Task objective
Every record that follows must be returned word for word.

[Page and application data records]
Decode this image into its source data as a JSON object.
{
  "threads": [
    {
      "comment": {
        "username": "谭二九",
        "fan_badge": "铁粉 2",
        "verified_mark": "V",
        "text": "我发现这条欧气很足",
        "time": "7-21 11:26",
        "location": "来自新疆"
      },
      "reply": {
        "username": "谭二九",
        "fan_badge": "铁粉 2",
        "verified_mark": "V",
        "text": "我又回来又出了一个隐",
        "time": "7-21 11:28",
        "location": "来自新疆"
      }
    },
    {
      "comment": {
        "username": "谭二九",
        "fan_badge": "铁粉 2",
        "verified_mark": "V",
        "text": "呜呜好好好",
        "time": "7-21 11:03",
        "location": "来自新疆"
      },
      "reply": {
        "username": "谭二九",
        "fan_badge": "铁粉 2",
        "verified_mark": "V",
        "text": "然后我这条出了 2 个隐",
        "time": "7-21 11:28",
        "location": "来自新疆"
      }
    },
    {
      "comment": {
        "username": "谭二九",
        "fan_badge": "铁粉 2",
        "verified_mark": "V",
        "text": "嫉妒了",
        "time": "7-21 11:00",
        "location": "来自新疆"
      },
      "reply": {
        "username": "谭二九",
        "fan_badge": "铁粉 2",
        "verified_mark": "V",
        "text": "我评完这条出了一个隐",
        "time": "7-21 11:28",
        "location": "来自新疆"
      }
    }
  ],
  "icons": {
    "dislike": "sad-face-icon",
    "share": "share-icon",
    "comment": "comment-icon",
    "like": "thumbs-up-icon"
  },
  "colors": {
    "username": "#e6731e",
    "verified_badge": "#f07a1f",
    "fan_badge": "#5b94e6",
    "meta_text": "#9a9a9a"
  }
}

Answer area
Decode this image into its source data as a JSON object.
{
  "threads": [
    {
      "comment": {
        "username": "谭二九",
        "fan_badge": "铁粉 2",
        "verified_mark": "V",
        "text": "我发现这条欧气很足",
        "time": "7-21 11:26",
        "location": "来自新疆"
      },
      "reply": {
        "username": "谭二九",
        "fan_badge": "铁粉 2",
        "verified_mark": "V",
        "text": "我又回来又出了一个隐",
        "time": "7-21 11:28",
        "location": "来自新疆"
      }
    },
    {
      "comment": {
        "username": "谭二九",
        "fan_badge": "铁粉 2",
        "verified_mark": "V",
        "text": "呜呜好好好",
        "time": "7-21 11:03",
        "location": "来自新疆"
      },
      "reply": {
        "username": "谭二九",
        "fan_badge": "铁粉 2",
        "verified_mark": "V",
        "text": "然后我这条出了 2 个隐",
        "time": "7-21 11:28",
        "location": "来自新疆"
      }
    },
    {
      "comment": {
        "username": "谭二九",
        "fan_badge": "铁粉 2",
        "verified_mark": "V",
        "text": "嫉妒了",
        "time": "7-21 11:00",
        "location": "来自新疆"
      },
      "reply": {
        "username": "谭二九",
        "fan_badge": "铁粉 2",
        "verified_mark": "V",
        "text": "我评完这条出了一个隐",
        "time": "7-21 11:28",
        "location": "来自新疆"
      }
    }
  ],
  "icons": {
    "dislike": "sad-face-icon",
    "share": "share-icon",
    "comment": "comment-icon",
    "like": "thumbs-up-icon"
  },
  "colors": {
    "username": "#e6731e",
    "verified_badge": "#f07a1f",
    "fan_badge": "#5b94e6",
    "meta_text": "#9a9a9a"
  }
}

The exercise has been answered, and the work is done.